Mary Caldwell has spiky pink hair, tattooed arms and works in customer service for a software company. She’s also the leader of a Wicca meet-up that gathers every other Monday at Monkey Nest Coffee on Burnet Road.
On a recent Monday evening, she led the group in a discussion of numerology – the belief that numbers have mystical meanings – as well as rituals and personal experiences with spirits. Recently, some members of the group had visited a local cemetery to commune with spirits.
“Some of the people in the group just see them, some just hear them and some of them just smell them,” said Caldwell, 44. “It was great fun.”
Wicca is a modern version of ancient pagan religions, created in England and brought to the United States in the 1960s. Its followers worship a goddess and a god, honor the Earth and practice ritual magic. They follow the Wiccan Rede, a statement of principles that stresses the importance of doing no harm.
“We believe that everything is part of the One,” said Ed Fitch, 80, a Wiccan senior high priest and a member of Caldwell’s meet-up group, one of several Wiccan or witches’ groups in Austin. “Everything in the universe is linked to everything else in the universe.”
Because Wicca is a highly decentralized religion with no central authority, it’s hard to get a tally of its members. The American Religious Identification Survey, which periodically surveys 50,000 Americans, said the number of self-identified Wiccans increased to 342,000 in 2008, up from 134,000 in 2001. The 2008 figures are the most recent available.
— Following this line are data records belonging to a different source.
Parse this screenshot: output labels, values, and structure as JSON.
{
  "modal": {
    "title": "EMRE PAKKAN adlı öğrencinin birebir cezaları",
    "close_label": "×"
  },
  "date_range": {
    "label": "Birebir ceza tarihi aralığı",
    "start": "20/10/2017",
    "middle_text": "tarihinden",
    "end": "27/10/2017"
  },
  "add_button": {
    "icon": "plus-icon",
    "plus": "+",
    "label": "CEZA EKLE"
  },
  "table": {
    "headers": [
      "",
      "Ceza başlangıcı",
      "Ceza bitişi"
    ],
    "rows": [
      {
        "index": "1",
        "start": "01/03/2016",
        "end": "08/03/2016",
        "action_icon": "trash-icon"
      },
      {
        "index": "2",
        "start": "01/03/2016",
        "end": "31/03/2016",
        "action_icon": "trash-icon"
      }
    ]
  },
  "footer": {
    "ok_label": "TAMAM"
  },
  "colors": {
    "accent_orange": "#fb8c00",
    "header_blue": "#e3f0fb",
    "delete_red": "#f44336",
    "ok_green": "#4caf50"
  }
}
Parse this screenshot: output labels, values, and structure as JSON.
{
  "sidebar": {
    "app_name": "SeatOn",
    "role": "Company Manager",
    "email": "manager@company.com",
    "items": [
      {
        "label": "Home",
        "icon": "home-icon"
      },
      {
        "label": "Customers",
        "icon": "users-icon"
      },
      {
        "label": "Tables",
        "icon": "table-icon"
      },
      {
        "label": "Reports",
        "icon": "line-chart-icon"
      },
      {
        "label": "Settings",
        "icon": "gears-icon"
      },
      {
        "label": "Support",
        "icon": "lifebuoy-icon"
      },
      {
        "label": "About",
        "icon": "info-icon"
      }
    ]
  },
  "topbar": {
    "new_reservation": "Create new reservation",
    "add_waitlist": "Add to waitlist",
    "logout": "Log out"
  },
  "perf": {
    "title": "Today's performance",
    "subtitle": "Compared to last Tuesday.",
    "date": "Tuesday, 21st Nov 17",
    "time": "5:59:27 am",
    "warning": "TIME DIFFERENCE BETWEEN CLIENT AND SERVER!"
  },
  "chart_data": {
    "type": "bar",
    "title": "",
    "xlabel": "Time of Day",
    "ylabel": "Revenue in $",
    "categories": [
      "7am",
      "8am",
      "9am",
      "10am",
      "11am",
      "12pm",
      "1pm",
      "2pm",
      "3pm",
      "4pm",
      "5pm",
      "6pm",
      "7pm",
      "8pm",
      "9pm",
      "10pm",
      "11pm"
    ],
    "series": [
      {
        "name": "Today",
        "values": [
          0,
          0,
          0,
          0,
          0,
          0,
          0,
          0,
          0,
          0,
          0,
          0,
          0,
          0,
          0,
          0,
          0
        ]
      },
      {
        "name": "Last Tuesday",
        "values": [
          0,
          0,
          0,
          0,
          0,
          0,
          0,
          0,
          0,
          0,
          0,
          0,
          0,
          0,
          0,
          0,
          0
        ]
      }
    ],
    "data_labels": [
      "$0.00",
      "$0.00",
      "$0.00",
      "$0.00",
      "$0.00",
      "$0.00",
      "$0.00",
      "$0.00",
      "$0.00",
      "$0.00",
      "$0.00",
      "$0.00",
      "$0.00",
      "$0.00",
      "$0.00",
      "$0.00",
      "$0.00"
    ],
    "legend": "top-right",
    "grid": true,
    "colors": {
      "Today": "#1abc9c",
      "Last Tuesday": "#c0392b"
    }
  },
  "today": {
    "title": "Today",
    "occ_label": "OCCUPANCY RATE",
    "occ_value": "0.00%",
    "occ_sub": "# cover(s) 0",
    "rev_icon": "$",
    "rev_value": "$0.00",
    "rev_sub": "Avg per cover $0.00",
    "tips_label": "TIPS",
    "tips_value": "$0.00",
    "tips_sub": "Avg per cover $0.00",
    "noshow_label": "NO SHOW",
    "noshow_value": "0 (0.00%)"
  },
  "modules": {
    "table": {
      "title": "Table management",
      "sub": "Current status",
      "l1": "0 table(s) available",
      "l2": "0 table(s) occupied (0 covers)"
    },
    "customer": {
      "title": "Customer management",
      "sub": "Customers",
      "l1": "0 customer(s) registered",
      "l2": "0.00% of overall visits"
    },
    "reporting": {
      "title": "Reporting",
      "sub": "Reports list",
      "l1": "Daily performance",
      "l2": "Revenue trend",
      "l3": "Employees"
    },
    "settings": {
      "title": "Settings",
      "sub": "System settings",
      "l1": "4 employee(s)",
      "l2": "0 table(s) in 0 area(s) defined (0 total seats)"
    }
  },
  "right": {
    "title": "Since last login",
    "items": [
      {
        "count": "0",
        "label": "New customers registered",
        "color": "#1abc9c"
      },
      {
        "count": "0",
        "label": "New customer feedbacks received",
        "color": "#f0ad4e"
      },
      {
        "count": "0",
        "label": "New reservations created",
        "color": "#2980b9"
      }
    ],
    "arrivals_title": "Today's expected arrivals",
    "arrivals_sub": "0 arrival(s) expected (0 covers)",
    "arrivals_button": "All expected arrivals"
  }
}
Wicca’s growth tracks the changing religious landscape in the U.S., as a growing number of people leave established religions and become either unaffiliated or switch to alternative religions. About 5.9 percent of Americans followed a non-Christian faith in 2014, up from 4.7 percent in 2007, according to the Pew Research Center,
“The number of people who have institutional affiliation are declining in general, so [Wicca] is part of a larger trend,” said Jennifer Graber, an associate professor of religious studies at the University of Texas at Austin. “People are not aligning themselves in traditional religious ways.”
Wiccans come from all walks of life, including in the military. Fitch is a former Air Force officer and a retired technical writer and engineer. There are Wiccan covens on military bases, including at Fort Hood. The Pagan Student Alliance at UT includes Wiccans and followers of Paganism and other nontraditional faiths.
Philip Elmore, 22, an alliance member, said he was attracted to Wicca because of the equality in its theology.
“Traditional religion is very hierarchical, or even patriarchal at times, while paganism has always been focusing on everyone is equal,” Elmore said. “We don’t just have god, who in Christian values is a white male. We’ve got a goddess. They are equal to each other.”
Fitch said he’d been interested in alternative religions for many years, and was initiated into Wicca in 1967. He’s part of the Gardnerian Wicca tradition, one of the earliest branches, created by Gerald Gardner in England in the 1950s.
“There is not a fixed order of authority in Gardnerian Wicca,” Fitch said. “Anyone who gets trained can become a high priest.”
Unlike other versions of Wicca, the Gardnerian tradition requires that people be formally initiated by a high priest. Initiation separates “plastic Wiccas,” or people who claim to be Wiccan but aren’t serious about it, from true believers, Caldwell said.
“If I run into a person who claims to be a Gardnerian Wiccan on the street, I will ask him ‘Who’s your high priest?’” Caldwell said.
“We like to know who initiated who,” Fitch added.
Caldwell dabbled in Wicca when she was a teenager, but said her interest faded as she grew up and had children. It was not until eight years ago that she became fully devoted the religion.
“My kids were a little bit older and I could actually get more time for myself,” said Caldwell. “So I got back to my spirituality.”
Both she and her husband, Joe, are third-degree Gardnerians, meaning they are serious students of Wiccan theology and have the ability to lead a coven.
With Wiccan signs hanging on her office wall, she said her coworkers know and accept the fact that she’s Wiccan.
“It’s funny, because I’ve got people who are devoted Catholics coming to me and saying, ‘I’ve got a problem, and can you do a spell for me?’ ” she said.